"It's a team sport," Teague said. "Basketball is played with five guys on the court. We feel like we have really good players at all five positions."
In truth, the Hawks' slide began late in the regular season, after they clinched the East's top record and went into cruise control. Their passing stats and their offensive efficiency have both declined in the postseason.
Despite everything, the Hawks nearly pulled out a season-saving victory here in Game 3, taking the Cavaliers into overtime with a more spirited effort than they put forth in the first two games. And they might have won Sunday had Horford not been ejected on a controversial flagrant foul call in the first half.
Would a fully healthy Hawks team have beaten a fully healthy Cavaliers team? We'll never know. But the Hawks are unbowed.
"There's no doubt, the way that we've built the team, with a lot of really good players, a lot of high-character guys, we feel like we can compete and play with anybody in the league," coach Mike Budenholzer said, adding, "This is the way we're built, we believe in it, we think we can win at a high level and we'll continue to do that."
As such, you can expect the Hawks to do everything possible to keep this group together this summer. That means re-signing Carroll and Millsap, who will both be coveted free agents. Carroll, a bargain at $2.4 million this season, could command $9-12 million a year on the open market, according to rival executives. Millsap, who made $9.5 million this season, might command $16 million or more.

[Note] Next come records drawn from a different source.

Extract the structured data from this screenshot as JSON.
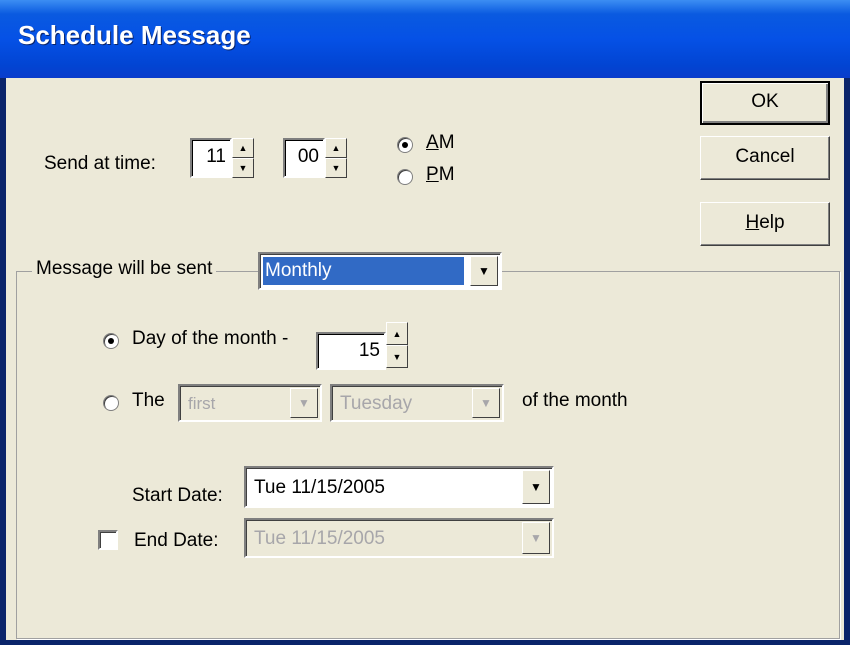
{
  "window": {
    "title": "Schedule Message"
  },
  "time": {
    "label": "Send at time:",
    "hour": "11",
    "minute": "00",
    "am_label": "AM",
    "am_underline": "A",
    "am_rest": "M",
    "pm_label": "PM",
    "pm_underline": "P",
    "pm_rest": "M",
    "selected": "AM"
  },
  "buttons": {
    "ok": "OK",
    "cancel": "Cancel",
    "help_underline": "H",
    "help_rest": "elp"
  },
  "frequency": {
    "group_label": "Message will be sent",
    "selected": "Monthly"
  },
  "monthly": {
    "day_option_label": "Day of the month -",
    "day_value": "15",
    "the_option_label": "The",
    "ordinal": "first",
    "weekday": "Tuesday",
    "suffix": "of the month",
    "selected": "day"
  },
  "dates": {
    "start_label": "Start Date:",
    "start_value": "Tue 11/15/2005",
    "end_label": "End Date:",
    "end_value": "Tue 11/15/2005",
    "end_enabled": false
  },
  "icons": {
    "dropdown": "chevron-down-icon",
    "spin_up": "spin-up-icon",
    "spin_down": "spin-down-icon"
  }
}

Depending on how it all unfolds, the Hawks could have the flexibility to add a $10 million player before using Bird rights to re-sign Carroll and Millsap, although market pressures could disrupt that.
Atlanta also has the 15th pick in the June draft, via Brooklyn, thanks to the Joe Johnson trade.

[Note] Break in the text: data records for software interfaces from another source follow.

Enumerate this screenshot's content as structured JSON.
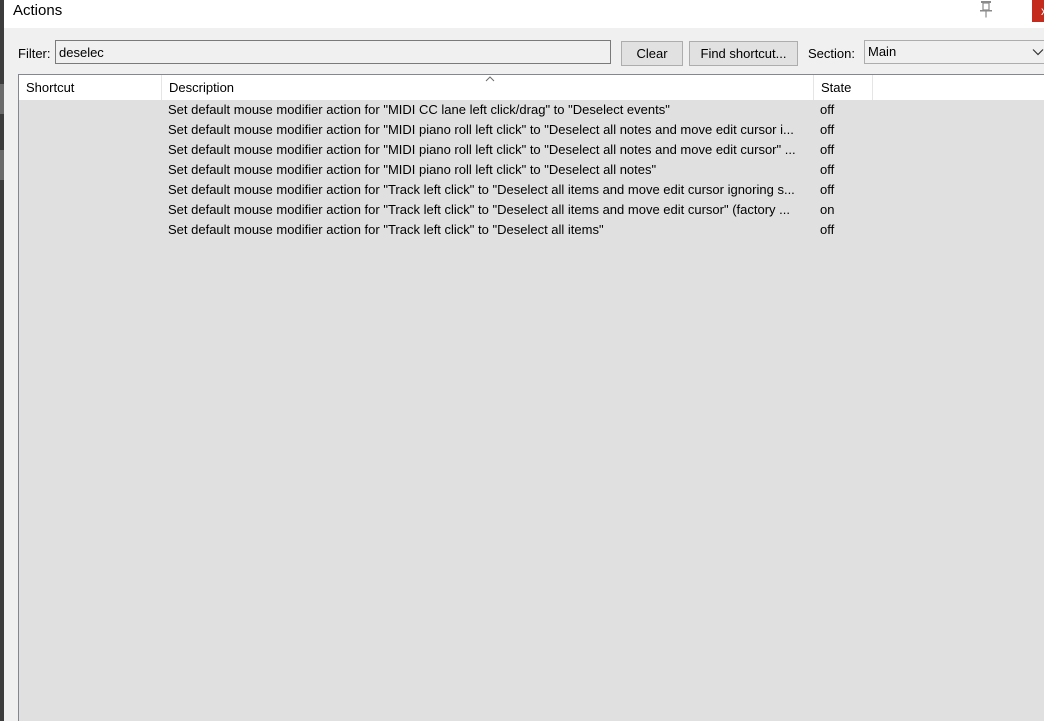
{
  "window": {
    "title": "Actions",
    "close_label": "x"
  },
  "toolbar": {
    "filter_label": "Filter:",
    "filter_value": "deselec",
    "clear_label": "Clear",
    "find_shortcut_label": "Find shortcut...",
    "section_label": "Section:",
    "section_value": "Main"
  },
  "table": {
    "columns": [
      "Shortcut",
      "Description",
      "State"
    ],
    "rows": [
      {
        "shortcut": "",
        "description": "Set default mouse modifier action for \"MIDI CC lane left click/drag\" to \"Deselect events\"",
        "state": "off"
      },
      {
        "shortcut": "",
        "description": "Set default mouse modifier action for \"MIDI piano roll left click\" to \"Deselect all notes and move edit cursor i...",
        "state": "off"
      },
      {
        "shortcut": "",
        "description": "Set default mouse modifier action for \"MIDI piano roll left click\" to \"Deselect all notes and move edit cursor\" ...",
        "state": "off"
      },
      {
        "shortcut": "",
        "description": "Set default mouse modifier action for \"MIDI piano roll left click\" to \"Deselect all notes\"",
        "state": "off"
      },
      {
        "shortcut": "",
        "description": "Set default mouse modifier action for \"Track left click\" to \"Deselect all items and move edit cursor ignoring s...",
        "state": "off"
      },
      {
        "shortcut": "",
        "description": "Set default mouse modifier action for \"Track left click\" to \"Deselect all items and move edit cursor\" (factory ...",
        "state": "on"
      },
      {
        "shortcut": "",
        "description": "Set default mouse modifier action for \"Track left click\" to \"Deselect all items\"",
        "state": "off"
      }
    ]
  },
  "icons": {
    "pin": "pin-icon",
    "sort": "sort-arrow-icon",
    "dropdown": "chevron-down-icon"
  },
  "colors": {
    "close_bg": "#c42b1c",
    "list_bg": "#e0e0e0",
    "window_bg": "#f0f0f0"
  }
}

Hawks officials remain committed to this non-superstar model, what they call the "middle build," and in this core group, most of whom are still in their mid-prime. As much as the Hawks, like any team, would love to snare a Kevin Durant type, they will not be, as one team official put it, "chasing ghosts" in the name of making a splash.
They are committed to this model, and they should be. Transcendent players are in short supply, and rarely available. The draft lottery is a crapshoot. Waiting around with cap room for Durant to come is not a sustainable model.
"Unless you have a top-five player, you have to go the Atlanta way, and pray that you stay healthy," said a rival executive. "Unless you have LeBron, [Steph] Curry or [James] Harden, go the 50-, 55-win approach, and hope you catch lightning in a bottle with health."
By late Tuesday night, or later this week, the Hawks' season will likely be over. But the dream is alive. The template is there. The Hawks are the inspiration for every star-less team and every small-market franchise. The campaign of hope and change isn't over. It just needs a little fine-tuning before the next election cycle.
Howard Beck covers the NBA for Bleacher Report and is a co-host of NBA Sunday Tip, 9-11 a.m. ET on SiriusXM Bleacher Report Radio. Follow him on Twitter, @HowardBeck.